We don’t wish to take political sides, but with the upcoming General Election in May, it is interesting to observe how the political parties are looking at ways to secure votes and win over the electorate.
One of these potential “vote winners” appears to be focused on the restrictions of proposed house-building particularly on Green Belt land. Despite Local Planning Authorities having to demonstrate that they have allocated sufficient building land (including green field sites) to meet their 5 year projected housing supply needs, they will still be able to cite the Green Belt as a major constraint when considering any development proposed within its boundaries. Although this might severely restrict the land available for development to take place, it is considered by the current Government to be essential to prevent unnecessary urban sprawl which is against the wishes of the local people/ electorate of the area. Appropriate development should be considered in consultation with local people using the established Local or Neighbourhood Plan, if there is one currently available (see our next article for further details).
This is bad news for developers and an excellent time to get your voice heard and object to any such development. Talk to your local MP and remind him or her of the upcoming election and the strength of local opinion against the development, it is sure to be a vote winner!
Watch this space for further election updates regarding planning and development which may affect you and your local community…..
Plans to regularise and upgrade a biogas energy production facility at Crouchland Farm in Plaistow, Sussex have been forcefully refused by West Sussex Council planning committee (March 3, 2015).
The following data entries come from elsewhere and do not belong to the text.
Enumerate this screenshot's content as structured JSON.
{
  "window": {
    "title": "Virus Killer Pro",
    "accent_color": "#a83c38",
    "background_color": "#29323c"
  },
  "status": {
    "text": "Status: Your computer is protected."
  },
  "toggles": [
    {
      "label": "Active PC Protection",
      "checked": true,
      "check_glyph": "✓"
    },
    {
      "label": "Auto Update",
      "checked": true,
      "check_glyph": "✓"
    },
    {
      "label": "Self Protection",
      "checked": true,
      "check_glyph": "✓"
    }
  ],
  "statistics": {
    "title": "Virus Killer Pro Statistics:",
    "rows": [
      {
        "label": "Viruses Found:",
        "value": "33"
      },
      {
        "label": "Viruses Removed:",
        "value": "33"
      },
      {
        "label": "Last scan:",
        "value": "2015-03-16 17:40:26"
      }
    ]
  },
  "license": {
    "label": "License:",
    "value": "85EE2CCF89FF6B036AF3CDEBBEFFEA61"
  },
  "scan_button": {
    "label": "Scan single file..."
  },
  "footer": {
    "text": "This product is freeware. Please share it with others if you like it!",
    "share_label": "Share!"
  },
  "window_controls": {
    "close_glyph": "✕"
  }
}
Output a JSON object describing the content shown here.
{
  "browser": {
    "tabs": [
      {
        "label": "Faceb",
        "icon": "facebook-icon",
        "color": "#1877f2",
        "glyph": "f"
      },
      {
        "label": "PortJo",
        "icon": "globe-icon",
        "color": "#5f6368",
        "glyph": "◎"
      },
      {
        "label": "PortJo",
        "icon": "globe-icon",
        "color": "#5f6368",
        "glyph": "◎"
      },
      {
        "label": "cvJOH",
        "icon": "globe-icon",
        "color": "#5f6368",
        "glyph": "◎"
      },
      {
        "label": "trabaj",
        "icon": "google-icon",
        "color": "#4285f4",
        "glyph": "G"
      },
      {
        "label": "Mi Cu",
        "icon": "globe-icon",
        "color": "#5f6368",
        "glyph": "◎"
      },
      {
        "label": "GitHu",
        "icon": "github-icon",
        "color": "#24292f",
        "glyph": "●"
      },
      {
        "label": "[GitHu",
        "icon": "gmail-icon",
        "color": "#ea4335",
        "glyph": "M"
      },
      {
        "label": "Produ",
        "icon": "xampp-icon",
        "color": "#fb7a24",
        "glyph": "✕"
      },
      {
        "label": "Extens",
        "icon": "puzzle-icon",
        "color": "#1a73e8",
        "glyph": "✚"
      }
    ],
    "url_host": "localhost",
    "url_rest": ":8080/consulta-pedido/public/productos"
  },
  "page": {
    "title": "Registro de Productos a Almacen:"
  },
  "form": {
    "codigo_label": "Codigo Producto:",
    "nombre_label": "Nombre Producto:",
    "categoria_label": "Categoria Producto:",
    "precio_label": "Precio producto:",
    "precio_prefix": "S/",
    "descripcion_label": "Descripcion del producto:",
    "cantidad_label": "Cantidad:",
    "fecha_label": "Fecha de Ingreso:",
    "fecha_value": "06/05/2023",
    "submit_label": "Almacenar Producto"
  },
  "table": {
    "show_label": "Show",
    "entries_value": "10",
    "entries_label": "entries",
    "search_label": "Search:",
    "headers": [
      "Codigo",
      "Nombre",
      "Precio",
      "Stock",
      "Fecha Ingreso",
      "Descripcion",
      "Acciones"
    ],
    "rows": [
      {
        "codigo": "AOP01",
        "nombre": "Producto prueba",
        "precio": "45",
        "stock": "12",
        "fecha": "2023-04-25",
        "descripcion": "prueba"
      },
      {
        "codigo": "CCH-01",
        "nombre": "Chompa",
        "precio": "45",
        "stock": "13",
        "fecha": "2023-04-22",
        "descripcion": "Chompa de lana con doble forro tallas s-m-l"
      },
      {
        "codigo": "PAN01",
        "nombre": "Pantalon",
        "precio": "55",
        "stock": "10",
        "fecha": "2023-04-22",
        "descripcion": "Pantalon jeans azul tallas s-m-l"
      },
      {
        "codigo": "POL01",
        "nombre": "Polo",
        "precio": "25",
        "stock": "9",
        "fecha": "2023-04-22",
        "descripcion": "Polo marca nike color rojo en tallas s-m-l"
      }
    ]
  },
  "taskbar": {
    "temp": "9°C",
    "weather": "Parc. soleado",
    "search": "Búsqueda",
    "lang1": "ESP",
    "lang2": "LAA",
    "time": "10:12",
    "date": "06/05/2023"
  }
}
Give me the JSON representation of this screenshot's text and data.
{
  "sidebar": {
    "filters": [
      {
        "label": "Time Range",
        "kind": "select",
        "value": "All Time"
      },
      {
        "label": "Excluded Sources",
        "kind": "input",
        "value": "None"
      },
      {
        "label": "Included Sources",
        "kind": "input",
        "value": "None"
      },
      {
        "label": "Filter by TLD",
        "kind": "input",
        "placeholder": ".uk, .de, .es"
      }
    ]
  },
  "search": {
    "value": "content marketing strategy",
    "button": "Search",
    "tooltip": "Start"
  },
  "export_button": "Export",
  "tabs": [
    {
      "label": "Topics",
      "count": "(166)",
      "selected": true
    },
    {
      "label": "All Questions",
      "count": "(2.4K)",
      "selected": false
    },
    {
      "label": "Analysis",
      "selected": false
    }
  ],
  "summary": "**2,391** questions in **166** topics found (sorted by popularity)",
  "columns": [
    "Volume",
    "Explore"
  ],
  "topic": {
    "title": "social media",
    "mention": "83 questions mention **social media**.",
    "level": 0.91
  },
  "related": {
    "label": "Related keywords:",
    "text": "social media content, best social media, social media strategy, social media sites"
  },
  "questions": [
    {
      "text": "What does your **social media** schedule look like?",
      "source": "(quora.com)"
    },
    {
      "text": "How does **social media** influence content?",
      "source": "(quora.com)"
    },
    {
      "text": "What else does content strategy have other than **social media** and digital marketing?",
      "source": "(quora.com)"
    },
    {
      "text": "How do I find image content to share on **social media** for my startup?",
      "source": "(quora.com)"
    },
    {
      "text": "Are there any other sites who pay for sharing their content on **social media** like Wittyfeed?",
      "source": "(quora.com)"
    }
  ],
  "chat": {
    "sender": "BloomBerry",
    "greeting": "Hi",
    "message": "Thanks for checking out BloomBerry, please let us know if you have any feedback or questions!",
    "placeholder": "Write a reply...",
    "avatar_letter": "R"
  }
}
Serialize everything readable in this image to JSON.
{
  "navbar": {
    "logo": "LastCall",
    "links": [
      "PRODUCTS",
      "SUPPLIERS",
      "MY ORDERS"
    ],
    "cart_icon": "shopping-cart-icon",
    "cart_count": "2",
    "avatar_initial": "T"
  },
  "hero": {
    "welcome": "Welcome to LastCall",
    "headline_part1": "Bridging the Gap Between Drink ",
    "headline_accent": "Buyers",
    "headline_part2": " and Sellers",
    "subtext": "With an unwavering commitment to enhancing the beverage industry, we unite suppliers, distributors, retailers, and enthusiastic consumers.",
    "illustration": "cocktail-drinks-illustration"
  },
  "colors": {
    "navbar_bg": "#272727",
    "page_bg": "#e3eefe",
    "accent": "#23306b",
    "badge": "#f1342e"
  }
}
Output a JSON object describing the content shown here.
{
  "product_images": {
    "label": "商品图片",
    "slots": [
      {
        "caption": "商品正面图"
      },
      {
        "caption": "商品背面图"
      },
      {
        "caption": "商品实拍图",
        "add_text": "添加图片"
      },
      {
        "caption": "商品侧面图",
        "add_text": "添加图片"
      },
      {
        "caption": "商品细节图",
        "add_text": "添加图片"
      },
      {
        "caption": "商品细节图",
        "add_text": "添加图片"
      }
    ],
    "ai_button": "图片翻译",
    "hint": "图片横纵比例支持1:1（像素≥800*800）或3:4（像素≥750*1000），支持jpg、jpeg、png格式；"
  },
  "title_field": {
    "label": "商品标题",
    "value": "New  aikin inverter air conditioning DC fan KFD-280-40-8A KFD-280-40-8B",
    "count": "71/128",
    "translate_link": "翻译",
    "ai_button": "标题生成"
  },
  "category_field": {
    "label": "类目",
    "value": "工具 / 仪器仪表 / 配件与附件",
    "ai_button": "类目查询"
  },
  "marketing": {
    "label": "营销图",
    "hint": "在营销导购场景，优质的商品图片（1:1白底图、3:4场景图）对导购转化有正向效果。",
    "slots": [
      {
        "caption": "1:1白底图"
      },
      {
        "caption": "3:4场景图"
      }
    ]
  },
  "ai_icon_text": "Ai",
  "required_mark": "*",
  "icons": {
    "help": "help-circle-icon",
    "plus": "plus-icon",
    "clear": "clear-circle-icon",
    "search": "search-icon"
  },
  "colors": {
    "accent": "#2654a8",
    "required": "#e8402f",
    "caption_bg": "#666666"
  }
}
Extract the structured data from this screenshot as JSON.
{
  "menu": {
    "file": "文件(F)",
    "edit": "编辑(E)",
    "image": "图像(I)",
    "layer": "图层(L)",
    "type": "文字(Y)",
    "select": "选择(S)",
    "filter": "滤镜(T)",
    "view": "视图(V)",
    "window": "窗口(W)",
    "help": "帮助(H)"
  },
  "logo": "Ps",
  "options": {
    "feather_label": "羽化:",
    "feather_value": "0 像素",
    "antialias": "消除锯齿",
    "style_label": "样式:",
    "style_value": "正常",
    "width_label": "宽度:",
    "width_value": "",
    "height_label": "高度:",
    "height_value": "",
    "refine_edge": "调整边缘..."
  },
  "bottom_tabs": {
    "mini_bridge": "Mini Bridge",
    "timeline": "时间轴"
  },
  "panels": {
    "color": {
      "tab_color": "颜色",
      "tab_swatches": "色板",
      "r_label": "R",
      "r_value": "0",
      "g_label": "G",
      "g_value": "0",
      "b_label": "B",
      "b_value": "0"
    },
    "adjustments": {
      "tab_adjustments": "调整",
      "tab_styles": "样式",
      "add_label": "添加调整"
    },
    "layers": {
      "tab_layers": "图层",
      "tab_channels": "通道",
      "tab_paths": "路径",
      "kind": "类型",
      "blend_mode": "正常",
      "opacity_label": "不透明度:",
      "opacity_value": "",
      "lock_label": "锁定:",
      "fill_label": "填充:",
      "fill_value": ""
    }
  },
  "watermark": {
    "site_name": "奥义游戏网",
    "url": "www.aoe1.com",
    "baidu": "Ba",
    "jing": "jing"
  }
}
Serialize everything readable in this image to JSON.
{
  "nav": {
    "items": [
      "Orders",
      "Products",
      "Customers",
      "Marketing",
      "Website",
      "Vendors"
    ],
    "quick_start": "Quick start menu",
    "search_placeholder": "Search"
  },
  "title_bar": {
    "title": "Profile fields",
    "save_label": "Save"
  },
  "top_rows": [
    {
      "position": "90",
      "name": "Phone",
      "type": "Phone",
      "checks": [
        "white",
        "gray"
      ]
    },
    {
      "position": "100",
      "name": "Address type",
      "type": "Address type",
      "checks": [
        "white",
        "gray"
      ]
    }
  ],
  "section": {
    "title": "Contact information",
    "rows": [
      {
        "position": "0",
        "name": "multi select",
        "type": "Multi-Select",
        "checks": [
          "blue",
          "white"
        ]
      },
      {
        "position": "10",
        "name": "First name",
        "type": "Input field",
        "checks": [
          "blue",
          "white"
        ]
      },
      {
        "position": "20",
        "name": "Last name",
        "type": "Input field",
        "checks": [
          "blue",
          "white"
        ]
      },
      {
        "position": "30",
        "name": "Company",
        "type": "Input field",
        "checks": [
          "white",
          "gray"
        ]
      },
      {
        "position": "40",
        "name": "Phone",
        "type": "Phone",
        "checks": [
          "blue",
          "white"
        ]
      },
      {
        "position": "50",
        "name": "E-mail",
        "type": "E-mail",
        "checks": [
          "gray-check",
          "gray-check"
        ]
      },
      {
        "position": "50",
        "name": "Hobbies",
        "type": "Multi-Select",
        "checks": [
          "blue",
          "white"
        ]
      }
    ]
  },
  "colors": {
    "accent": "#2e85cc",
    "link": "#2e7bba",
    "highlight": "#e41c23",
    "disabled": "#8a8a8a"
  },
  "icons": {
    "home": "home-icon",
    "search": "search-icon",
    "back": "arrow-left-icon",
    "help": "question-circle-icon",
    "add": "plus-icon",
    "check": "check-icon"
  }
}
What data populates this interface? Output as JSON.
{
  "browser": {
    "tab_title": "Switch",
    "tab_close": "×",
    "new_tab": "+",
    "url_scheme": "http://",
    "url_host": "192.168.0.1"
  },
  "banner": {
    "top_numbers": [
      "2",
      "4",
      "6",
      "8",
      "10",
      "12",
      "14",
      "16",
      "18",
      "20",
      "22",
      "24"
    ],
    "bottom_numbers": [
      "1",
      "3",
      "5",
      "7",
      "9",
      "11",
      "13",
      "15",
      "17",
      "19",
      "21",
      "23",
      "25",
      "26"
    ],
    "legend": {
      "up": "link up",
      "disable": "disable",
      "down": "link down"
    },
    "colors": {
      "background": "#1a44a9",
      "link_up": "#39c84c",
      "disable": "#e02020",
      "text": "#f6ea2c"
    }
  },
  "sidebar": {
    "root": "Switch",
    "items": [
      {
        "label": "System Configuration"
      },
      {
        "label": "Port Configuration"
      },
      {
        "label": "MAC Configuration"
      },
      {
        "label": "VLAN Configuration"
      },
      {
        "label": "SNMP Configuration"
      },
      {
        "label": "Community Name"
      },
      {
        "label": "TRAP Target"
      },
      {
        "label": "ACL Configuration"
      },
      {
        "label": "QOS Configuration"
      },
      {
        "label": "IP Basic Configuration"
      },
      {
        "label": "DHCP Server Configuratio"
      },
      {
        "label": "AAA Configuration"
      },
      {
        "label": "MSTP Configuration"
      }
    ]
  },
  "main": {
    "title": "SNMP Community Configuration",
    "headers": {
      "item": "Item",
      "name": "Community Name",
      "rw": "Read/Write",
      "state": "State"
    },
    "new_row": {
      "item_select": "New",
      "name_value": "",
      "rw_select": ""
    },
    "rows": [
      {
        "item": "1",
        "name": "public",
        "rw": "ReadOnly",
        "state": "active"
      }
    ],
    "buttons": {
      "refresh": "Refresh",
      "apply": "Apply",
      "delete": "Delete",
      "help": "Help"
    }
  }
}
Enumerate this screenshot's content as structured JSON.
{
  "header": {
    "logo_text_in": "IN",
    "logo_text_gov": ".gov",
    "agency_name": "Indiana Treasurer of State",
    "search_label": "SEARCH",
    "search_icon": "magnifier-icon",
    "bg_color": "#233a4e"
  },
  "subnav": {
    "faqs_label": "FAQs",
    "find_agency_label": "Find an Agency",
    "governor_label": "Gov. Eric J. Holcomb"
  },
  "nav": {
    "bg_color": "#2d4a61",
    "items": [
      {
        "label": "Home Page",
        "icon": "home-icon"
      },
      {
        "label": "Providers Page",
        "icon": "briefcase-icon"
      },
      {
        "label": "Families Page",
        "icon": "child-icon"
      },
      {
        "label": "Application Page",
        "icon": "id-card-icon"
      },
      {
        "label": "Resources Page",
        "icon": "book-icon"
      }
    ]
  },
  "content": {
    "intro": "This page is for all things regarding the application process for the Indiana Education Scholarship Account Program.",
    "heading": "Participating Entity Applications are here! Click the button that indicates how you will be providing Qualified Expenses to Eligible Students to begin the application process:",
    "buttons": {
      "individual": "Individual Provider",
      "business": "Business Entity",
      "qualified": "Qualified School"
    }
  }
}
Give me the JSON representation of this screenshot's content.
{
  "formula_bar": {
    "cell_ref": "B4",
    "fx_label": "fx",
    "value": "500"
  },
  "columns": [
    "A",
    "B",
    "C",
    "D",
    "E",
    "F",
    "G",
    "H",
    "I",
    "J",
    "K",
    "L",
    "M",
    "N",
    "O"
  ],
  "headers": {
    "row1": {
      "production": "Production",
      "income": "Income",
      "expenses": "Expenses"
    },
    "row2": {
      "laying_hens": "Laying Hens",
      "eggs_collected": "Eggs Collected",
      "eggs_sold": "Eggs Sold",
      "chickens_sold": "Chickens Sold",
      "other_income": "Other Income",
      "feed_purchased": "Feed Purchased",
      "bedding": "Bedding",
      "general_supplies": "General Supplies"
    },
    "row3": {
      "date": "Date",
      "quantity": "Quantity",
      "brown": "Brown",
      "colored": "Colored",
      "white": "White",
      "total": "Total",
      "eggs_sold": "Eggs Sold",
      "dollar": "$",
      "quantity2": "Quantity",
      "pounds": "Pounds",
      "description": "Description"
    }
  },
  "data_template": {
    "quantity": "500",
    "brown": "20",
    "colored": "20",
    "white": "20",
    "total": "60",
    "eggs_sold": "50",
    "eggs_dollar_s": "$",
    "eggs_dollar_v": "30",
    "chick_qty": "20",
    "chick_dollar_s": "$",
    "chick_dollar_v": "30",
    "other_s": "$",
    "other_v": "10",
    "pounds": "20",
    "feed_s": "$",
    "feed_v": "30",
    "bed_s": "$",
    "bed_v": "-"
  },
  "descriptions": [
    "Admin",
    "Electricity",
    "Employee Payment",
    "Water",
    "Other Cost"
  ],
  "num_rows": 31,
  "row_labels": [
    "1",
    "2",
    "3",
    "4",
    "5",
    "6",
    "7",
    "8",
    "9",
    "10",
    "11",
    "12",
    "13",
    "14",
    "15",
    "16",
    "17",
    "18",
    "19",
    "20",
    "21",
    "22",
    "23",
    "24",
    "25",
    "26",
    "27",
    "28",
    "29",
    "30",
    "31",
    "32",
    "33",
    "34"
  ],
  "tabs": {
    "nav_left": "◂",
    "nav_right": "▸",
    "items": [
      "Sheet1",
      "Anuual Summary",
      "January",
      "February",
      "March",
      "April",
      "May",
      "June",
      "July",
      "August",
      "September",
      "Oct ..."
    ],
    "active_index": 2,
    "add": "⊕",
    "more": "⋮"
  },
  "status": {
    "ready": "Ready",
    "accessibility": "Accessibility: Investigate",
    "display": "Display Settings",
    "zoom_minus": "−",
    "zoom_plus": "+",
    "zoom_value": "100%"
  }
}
Crouchland Farm Biogas attempted to obtain planning permission to allow upgrades of an anaerobic digester together with ancillary equipment together with two further CHP power plants, an effluent lagoon and related infrastructure. Despite the planning application being considered in March 2015 the applicant had already undertaken much of the work that they subsequently sought to obtain permission for... effects of which had already resulted in misery for residents of nearby houses and surrounding villages.
image c/o: http://www.pore.org.uk/news